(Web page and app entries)

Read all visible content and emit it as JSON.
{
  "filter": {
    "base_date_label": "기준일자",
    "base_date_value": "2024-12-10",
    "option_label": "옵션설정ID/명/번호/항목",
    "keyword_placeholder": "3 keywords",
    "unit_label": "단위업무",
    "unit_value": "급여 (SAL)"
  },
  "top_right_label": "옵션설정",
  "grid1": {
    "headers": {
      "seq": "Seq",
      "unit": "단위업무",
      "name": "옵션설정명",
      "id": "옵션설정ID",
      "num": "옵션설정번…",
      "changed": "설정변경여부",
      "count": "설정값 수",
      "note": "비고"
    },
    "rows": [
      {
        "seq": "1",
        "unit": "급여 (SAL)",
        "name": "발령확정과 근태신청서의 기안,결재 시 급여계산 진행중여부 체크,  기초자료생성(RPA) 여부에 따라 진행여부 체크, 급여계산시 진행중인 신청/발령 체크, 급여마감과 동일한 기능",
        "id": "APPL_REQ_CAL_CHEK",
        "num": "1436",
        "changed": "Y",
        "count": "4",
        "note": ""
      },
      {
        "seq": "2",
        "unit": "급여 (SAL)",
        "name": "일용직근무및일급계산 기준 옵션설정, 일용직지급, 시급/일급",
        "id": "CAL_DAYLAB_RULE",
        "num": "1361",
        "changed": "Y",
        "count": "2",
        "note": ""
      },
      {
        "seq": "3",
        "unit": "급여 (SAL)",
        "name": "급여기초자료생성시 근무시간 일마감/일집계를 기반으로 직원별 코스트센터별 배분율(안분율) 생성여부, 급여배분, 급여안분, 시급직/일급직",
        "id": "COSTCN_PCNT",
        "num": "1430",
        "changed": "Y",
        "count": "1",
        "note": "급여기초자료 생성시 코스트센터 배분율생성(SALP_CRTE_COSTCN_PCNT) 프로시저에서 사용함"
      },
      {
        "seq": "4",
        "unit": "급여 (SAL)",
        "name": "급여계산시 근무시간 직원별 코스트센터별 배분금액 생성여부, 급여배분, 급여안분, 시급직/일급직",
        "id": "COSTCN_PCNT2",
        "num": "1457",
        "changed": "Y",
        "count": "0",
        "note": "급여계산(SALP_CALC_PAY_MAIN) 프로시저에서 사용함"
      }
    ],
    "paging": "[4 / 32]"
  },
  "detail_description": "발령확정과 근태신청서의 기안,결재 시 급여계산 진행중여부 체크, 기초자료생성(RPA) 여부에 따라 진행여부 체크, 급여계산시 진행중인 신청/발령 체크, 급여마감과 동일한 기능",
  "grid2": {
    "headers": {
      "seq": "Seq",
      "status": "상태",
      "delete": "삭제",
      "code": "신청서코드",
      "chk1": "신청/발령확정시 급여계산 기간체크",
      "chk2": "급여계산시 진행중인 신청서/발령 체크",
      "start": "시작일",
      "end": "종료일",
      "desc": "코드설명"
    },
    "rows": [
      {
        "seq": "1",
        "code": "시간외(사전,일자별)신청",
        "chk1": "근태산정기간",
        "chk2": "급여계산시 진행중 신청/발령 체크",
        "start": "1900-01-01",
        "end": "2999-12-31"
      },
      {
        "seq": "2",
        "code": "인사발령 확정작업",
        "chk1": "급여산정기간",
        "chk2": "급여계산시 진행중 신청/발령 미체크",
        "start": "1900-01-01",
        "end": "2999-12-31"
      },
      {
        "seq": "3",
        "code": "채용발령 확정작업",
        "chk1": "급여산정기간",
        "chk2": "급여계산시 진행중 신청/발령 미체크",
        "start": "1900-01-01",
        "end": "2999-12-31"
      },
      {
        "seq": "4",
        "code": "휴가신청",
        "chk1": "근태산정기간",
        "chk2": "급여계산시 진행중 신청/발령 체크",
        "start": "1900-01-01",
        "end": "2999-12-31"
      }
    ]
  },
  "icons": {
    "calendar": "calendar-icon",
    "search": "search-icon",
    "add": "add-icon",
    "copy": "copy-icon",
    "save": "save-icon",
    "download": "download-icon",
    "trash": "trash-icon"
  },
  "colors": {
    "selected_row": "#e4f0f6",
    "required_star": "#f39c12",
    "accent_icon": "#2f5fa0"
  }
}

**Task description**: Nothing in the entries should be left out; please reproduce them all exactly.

**Written answer**:
Read all visible content and emit it as JSON.
{
  "filter": {
    "base_date_label": "기준일자",
    "base_date_value": "2024-12-10",
    "option_label": "옵션설정ID/명/번호/항목",
    "keyword_placeholder": "3 keywords",
    "unit_label": "단위업무",
    "unit_value": "급여 (SAL)"
  },
  "top_right_label": "옵션설정",
  "grid1": {
    "headers": {
      "seq": "Seq",
      "unit": "단위업무",
      "name": "옵션설정명",
      "id": "옵션설정ID",
      "num": "옵션설정번…",
      "changed": "설정변경여부",
      "count": "설정값 수",
      "note": "비고"
    },
    "rows": [
      {
        "seq": "1",
        "unit": "급여 (SAL)",
        "name": "발령확정과 근태신청서의 기안,결재 시 급여계산 진행중여부 체크,  기초자료생성(RPA) 여부에 따라 진행여부 체크, 급여계산시 진행중인 신청/발령 체크, 급여마감과 동일한 기능",
        "id": "APPL_REQ_CAL_CHEK",
        "num": "1436",
        "changed": "Y",
        "count": "4",
        "note": ""
      },
      {
        "seq": "2",
        "unit": "급여 (SAL)",
        "name": "일용직근무및일급계산 기준 옵션설정, 일용직지급, 시급/일급",
        "id": "CAL_DAYLAB_RULE",
        "num": "1361",
        "changed": "Y",
        "count": "2",
        "note": ""
      },
      {
        "seq": "3",
        "unit": "급여 (SAL)",
        "name": "급여기초자료생성시 근무시간 일마감/일집계를 기반으로 직원별 코스트센터별 배분율(안분율) 생성여부, 급여배분, 급여안분, 시급직/일급직",
        "id": "COSTCN_PCNT",
        "num": "1430",
        "changed": "Y",
        "count": "1",
        "note": "급여기초자료 생성시 코스트센터 배분율생성(SALP_CRTE_COSTCN_PCNT) 프로시저에서 사용함"
      },
      {
        "seq": "4",
        "unit": "급여 (SAL)",
        "name": "급여계산시 근무시간 직원별 코스트센터별 배분금액 생성여부, 급여배분, 급여안분, 시급직/일급직",
        "id": "COSTCN_PCNT2",
        "num": "1457",
        "changed": "Y",
        "count": "0",
        "note": "급여계산(SALP_CALC_PAY_MAIN) 프로시저에서 사용함"
      }
    ],
    "paging": "[4 / 32]"
  },
  "detail_description": "발령확정과 근태신청서의 기안,결재 시 급여계산 진행중여부 체크, 기초자료생성(RPA) 여부에 따라 진행여부 체크, 급여계산시 진행중인 신청/발령 체크, 급여마감과 동일한 기능",
  "grid2": {
    "headers": {
      "seq": "Seq",
      "status": "상태",
      "delete": "삭제",
      "code": "신청서코드",
      "chk1": "신청/발령확정시 급여계산 기간체크",
      "chk2": "급여계산시 진행중인 신청서/발령 체크",
      "start": "시작일",
      "end": "종료일",
      "desc": "코드설명"
    },
    "rows": [
      {
        "seq": "1",
        "code": "시간외(사전,일자별)신청",
        "chk1": "근태산정기간",
        "chk2": "급여계산시 진행중 신청/발령 체크",
        "start": "1900-01-01",
        "end": "2999-12-31"
      },
      {
        "seq": "2",
        "code": "인사발령 확정작업",
        "chk1": "급여산정기간",
        "chk2": "급여계산시 진행중 신청/발령 미체크",
        "start": "1900-01-01",
        "end": "2999-12-31"
      },
      {
        "seq": "3",
        "code": "채용발령 확정작업",
        "chk1": "급여산정기간",
        "chk2": "급여계산시 진행중 신청/발령 미체크",
        "start": "1900-01-01",
        "end": "2999-12-31"
      },
      {
        "seq": "4",
        "code": "휴가신청",
        "chk1": "근태산정기간",
        "chk2": "급여계산시 진행중 신청/발령 체크",
        "start": "1900-01-01",
        "end": "2999-12-31"
      }
    ]
  },
  "icons": {
    "calendar": "calendar-icon",
    "search": "search-icon",
    "add": "add-icon",
    "copy": "copy-icon",
    "save": "save-icon",
    "download": "download-icon",
    "trash": "trash-icon"
  },
  "colors": {
    "selected_row": "#e4f0f6",
    "required_star": "#f39c12",
    "accent_icon": "#2f5fa0"
  }
}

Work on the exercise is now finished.